Copy out all lines in the data below containing the string "this".

+++ TASK MATERIAL

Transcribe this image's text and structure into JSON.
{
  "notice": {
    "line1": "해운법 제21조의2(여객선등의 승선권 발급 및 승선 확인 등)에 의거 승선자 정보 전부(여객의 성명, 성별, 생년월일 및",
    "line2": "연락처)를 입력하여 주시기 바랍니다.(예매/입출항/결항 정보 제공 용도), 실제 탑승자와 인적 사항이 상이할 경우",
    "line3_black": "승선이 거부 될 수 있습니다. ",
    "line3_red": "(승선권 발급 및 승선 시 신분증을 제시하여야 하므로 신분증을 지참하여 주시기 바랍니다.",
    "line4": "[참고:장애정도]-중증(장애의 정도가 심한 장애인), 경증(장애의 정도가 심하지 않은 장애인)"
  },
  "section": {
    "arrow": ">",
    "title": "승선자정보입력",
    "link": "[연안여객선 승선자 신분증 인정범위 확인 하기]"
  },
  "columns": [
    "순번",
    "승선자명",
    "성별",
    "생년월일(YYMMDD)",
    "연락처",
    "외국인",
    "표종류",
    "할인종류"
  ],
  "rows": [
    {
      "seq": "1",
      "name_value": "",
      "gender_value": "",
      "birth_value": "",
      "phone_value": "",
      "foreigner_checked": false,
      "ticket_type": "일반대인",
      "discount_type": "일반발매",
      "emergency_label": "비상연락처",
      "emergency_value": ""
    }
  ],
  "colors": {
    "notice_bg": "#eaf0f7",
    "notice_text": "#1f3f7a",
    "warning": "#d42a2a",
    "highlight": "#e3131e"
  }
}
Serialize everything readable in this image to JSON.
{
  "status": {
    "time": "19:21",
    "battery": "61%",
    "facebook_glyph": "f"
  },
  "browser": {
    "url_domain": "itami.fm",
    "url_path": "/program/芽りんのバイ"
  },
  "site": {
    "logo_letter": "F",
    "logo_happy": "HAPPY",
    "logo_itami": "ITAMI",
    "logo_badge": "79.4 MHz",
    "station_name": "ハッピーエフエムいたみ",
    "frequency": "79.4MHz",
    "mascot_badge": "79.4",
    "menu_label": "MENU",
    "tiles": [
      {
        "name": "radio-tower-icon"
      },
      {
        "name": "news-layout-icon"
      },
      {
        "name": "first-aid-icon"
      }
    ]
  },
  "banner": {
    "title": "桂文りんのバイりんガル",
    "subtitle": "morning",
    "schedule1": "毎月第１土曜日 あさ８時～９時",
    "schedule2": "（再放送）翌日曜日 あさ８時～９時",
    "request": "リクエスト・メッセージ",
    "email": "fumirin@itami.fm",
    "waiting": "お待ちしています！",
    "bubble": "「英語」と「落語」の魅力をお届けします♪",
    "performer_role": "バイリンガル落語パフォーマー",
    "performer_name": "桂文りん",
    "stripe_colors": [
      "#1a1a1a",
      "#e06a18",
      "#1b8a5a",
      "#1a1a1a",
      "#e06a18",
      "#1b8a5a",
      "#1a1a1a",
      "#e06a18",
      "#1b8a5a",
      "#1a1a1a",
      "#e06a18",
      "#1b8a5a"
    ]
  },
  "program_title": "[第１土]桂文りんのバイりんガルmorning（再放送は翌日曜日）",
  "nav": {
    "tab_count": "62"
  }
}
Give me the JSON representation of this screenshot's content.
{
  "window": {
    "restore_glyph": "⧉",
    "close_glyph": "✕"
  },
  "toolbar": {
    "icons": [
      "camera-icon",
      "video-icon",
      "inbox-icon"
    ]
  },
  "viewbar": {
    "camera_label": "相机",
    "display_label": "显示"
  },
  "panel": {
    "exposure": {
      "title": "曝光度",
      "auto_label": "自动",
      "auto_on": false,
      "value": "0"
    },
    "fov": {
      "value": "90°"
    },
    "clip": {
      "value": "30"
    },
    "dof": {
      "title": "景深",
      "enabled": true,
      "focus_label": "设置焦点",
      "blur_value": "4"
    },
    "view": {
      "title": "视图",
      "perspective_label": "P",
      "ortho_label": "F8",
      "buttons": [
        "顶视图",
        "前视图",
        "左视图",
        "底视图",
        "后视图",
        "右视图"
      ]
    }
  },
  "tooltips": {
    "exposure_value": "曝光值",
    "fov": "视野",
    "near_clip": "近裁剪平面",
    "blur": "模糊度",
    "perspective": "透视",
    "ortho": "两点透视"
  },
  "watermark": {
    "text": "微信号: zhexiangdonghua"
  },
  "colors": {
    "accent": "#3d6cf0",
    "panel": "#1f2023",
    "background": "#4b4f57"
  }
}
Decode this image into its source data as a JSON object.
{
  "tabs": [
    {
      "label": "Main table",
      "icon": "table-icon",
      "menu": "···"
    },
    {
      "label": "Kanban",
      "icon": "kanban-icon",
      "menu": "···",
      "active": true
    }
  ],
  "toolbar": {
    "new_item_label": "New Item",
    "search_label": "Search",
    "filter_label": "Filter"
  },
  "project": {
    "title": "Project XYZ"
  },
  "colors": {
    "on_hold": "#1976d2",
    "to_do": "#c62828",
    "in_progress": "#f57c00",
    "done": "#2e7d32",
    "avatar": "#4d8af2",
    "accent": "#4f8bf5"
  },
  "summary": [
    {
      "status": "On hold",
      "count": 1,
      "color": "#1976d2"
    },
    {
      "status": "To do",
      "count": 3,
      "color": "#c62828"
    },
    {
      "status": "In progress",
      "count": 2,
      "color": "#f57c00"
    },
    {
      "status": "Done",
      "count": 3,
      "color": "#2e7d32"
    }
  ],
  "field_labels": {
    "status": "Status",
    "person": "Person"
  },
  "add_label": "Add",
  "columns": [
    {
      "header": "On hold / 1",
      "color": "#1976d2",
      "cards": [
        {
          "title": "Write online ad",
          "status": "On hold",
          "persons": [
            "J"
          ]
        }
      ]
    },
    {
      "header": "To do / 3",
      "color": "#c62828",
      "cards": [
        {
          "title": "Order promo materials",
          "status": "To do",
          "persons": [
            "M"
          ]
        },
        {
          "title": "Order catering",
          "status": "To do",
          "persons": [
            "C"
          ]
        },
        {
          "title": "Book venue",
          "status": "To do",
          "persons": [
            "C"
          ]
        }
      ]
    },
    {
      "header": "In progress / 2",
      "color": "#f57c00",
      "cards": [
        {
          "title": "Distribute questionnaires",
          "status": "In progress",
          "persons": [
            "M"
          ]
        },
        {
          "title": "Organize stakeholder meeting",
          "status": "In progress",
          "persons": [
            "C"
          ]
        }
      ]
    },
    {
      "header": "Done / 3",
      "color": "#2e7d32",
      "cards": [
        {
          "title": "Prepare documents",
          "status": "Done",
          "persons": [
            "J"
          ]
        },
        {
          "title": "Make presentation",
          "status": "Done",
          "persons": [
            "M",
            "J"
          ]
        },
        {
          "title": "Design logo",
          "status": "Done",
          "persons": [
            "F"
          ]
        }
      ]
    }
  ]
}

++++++

RESPONSE TO THE TASK:
Transcribe this image's text and structure into JSON.
Serialize everything readable in this image to JSON.
Give me the JSON representation of this screenshot's content.
Decode this image into its source data as a JSON object.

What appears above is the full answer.